▶ EXERCISE
If a line in the entries below contains "location", copy it.

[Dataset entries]
--

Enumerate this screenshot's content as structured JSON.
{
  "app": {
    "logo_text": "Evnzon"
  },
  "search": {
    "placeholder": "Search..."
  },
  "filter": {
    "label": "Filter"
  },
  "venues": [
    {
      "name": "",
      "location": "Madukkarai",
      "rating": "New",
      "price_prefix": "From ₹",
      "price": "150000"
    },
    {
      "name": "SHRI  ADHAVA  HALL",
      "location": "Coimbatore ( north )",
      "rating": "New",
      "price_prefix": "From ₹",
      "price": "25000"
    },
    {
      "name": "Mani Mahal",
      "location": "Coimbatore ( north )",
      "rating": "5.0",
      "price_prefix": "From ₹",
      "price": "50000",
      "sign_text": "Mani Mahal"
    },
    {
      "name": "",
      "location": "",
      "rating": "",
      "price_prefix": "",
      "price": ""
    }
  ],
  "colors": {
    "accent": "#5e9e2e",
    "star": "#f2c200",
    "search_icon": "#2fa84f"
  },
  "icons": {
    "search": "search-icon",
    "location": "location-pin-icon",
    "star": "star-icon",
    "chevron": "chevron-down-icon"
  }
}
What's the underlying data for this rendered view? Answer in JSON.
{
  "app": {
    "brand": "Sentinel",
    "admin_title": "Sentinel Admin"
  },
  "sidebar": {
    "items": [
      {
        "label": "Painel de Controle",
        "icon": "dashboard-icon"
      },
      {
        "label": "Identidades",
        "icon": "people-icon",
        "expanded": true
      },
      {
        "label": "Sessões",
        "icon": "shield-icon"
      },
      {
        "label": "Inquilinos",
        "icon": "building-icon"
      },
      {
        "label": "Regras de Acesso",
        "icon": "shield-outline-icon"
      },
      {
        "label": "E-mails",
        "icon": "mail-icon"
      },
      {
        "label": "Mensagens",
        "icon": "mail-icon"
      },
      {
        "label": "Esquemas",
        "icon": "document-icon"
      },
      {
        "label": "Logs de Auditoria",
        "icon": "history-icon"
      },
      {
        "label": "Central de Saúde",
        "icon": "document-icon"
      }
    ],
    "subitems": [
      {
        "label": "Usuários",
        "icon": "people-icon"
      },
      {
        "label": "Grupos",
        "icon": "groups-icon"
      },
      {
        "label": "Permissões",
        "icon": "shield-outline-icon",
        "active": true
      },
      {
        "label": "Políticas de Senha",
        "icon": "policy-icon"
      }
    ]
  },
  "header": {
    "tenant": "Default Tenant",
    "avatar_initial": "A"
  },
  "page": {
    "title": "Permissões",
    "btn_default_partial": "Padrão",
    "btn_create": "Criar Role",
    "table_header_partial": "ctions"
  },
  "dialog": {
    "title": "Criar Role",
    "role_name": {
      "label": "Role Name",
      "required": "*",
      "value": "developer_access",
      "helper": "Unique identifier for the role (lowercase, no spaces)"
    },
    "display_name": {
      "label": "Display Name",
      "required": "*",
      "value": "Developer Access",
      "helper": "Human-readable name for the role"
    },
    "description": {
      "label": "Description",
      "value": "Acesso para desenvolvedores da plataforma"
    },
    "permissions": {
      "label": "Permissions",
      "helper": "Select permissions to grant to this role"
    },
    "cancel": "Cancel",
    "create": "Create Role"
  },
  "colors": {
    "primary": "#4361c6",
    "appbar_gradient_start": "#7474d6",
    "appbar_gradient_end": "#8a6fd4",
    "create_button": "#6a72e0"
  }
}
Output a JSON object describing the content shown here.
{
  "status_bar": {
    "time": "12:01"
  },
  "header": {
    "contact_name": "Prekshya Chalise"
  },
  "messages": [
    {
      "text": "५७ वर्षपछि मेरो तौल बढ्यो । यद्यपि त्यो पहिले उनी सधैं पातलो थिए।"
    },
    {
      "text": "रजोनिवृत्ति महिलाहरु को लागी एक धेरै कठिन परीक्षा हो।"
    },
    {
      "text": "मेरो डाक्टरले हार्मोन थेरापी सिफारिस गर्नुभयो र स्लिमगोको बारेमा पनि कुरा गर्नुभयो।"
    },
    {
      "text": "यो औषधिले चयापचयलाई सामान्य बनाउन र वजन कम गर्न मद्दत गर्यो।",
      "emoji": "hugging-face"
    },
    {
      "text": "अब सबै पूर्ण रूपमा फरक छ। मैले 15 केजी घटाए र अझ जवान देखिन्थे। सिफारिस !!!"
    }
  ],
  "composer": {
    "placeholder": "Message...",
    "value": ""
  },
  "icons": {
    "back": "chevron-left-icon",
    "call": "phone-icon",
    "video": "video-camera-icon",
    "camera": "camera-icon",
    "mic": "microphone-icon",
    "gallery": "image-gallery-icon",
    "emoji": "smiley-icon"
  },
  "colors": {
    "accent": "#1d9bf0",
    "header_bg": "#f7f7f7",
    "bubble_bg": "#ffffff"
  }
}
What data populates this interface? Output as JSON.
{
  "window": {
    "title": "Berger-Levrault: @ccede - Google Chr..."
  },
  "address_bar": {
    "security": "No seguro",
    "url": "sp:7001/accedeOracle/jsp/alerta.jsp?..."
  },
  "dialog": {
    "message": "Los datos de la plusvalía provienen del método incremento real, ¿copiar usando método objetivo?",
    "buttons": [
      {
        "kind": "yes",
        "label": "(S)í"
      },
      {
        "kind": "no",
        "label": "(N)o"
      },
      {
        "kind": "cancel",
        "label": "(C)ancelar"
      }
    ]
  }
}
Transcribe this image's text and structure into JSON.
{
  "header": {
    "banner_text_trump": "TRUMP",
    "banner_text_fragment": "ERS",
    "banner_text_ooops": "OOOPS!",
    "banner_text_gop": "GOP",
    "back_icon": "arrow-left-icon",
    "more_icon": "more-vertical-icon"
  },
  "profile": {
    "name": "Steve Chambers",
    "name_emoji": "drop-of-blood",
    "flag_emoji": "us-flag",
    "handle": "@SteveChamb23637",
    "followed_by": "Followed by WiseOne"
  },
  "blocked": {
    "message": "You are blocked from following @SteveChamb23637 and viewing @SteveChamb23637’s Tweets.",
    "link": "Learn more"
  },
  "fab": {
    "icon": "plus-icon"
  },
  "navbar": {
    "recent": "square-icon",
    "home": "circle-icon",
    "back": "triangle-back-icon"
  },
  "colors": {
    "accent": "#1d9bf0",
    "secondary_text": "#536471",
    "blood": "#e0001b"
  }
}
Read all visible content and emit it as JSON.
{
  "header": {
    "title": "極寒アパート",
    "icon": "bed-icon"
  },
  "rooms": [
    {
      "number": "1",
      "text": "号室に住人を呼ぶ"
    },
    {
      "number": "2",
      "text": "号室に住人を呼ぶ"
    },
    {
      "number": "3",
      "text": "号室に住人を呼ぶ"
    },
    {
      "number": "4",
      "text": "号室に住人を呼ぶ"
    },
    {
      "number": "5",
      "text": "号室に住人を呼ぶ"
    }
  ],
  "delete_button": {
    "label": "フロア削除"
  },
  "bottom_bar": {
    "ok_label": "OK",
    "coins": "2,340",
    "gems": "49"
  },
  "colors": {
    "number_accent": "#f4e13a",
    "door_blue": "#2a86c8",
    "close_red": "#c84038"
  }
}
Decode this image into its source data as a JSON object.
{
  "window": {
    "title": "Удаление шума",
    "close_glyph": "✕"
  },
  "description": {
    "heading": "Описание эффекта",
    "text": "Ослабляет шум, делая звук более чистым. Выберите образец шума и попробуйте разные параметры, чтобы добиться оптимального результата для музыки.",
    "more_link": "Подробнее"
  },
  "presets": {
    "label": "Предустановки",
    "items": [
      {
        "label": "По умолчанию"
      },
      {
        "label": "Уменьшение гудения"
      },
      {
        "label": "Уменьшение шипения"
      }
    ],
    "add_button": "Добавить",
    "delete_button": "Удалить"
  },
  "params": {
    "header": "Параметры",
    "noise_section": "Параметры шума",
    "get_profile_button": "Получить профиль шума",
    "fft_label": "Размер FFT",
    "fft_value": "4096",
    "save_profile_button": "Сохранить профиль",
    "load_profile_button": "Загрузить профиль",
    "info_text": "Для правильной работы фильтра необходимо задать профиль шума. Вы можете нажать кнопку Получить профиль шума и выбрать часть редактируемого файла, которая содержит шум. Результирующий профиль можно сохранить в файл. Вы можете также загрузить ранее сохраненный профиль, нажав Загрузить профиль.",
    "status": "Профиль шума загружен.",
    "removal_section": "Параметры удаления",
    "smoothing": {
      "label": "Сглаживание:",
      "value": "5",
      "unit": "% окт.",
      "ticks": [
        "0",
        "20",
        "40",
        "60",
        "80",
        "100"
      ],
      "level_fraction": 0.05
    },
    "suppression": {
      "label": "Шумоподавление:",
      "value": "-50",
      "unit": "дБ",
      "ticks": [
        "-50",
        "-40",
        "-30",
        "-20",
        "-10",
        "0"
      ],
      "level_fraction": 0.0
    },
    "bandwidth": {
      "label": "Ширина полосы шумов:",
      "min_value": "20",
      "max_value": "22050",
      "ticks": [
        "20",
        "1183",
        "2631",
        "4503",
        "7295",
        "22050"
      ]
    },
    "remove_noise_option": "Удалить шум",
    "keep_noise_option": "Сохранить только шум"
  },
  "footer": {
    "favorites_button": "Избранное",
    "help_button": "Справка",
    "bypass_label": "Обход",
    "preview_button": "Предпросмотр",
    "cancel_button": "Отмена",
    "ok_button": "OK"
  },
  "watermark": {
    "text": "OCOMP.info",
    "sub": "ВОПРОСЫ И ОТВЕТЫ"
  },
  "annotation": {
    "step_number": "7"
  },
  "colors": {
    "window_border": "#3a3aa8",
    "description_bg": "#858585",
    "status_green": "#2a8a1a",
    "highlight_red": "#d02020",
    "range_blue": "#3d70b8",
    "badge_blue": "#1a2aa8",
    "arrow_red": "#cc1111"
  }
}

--

▶ TASK ANSWER
      "location": "Madukkarai",
      "location": "Coimbatore ( north )",
      "location": "Coimbatore ( north )",
      "location": "",
    "location": "location-pin-icon",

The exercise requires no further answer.